Willson’s website “contains essays describing the incredible historic pattern of U.S. arrogance, ethnocentrism, violence and lawlessness in domestic and global affairs, and the severe danger this pattern poses for the future health of Homo sapiens and Mother Earth. Other essays discuss revolutionary, nonviolent alternative approaches based on the principle of radical relational mutuality.”
2 See Kosovo Profile – BBC News. The map is from this source.
3 See Week of Terror in Drenica: Humanitarian Law Violations in Kosovo, by Human Rights Watch (1999).
4 See “Otpor and the Struggle for Democracy in Serbia,” by Lester Kurtz (International Center for Nonviolent Conflict, 2010). Image source: Fair use, https://en.wikipedia.org/w/index.php?curid=20711581.
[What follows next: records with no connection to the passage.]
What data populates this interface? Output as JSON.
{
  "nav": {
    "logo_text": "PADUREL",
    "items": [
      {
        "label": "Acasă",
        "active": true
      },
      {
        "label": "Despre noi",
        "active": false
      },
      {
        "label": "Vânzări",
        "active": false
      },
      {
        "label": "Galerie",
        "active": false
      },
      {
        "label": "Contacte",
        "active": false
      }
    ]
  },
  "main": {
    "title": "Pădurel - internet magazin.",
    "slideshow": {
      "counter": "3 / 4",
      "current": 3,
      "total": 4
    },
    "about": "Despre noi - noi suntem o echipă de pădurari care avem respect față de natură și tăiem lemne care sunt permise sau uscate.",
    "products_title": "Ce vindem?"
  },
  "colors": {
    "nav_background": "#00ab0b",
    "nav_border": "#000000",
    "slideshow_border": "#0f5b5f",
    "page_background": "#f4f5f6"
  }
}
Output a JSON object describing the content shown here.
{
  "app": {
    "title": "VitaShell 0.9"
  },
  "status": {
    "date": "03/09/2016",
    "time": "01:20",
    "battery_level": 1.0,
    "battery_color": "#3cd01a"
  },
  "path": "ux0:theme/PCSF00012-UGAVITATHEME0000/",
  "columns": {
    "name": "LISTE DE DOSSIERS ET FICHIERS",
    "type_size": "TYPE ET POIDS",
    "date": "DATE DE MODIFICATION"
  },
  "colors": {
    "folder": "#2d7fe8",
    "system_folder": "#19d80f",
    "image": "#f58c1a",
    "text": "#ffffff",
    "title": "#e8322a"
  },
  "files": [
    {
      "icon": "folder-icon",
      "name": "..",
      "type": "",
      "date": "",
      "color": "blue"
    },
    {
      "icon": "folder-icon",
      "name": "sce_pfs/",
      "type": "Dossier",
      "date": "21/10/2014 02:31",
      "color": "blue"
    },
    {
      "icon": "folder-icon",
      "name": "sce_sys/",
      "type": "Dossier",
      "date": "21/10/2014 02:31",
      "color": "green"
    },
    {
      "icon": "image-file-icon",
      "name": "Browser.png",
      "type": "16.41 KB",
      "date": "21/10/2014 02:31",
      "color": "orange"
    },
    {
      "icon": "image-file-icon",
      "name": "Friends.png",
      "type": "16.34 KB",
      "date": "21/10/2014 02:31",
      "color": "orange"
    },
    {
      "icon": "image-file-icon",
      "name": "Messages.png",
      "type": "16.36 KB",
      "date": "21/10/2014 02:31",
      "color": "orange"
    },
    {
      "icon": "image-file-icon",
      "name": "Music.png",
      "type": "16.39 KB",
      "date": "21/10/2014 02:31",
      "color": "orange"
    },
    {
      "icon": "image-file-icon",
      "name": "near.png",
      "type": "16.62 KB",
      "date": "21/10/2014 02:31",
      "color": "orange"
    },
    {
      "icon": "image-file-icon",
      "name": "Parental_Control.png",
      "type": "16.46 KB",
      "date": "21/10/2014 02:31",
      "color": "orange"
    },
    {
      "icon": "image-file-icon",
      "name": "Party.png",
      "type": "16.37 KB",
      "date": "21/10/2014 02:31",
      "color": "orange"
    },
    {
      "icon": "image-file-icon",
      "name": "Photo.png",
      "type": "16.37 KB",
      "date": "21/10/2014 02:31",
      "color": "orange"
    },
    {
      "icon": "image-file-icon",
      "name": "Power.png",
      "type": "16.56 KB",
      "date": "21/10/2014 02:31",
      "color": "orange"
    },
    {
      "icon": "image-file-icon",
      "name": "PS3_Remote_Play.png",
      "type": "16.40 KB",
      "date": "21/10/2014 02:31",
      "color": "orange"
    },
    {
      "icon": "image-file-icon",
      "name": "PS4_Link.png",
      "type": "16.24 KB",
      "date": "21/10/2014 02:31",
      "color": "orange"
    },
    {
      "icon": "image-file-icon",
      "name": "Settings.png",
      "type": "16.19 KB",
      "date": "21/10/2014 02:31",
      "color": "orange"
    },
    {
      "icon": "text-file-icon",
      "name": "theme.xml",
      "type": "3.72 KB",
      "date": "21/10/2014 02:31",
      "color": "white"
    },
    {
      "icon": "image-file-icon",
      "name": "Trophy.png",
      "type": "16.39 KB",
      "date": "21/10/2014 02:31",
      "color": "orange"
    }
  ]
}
5 Examples of the debate over the NATO bombing campaign:
- “Noam Chomsky and Edward Said on Kosovo,” Democracy Now (April 12, 1999).
- “Is military intervention over Kosovo justified? Robert Skidelsky and Michael Ignatieff debate whether military intervention over Kosovo is justified,” by Michael Ignatieff, in Prospect Magazine (June 20, 1999).
- “NATO’s ‘Humanitarian War’ over Kosovo” http://www.columbia.edu/itc/sipa/S6800/courseworks/NATOhumanitarian.pdf, by Adam Roberts, in Survival, vol. 41, no 3, Autumn 1999, pp. 102-23, The International Institute for Strategic Studies, Columbia University.
- “Another US ‘Success Story’: The Creation and Abandonment of Kosovo,” by Thomas S. Harrington, in Common Dreams (March 1, 2015).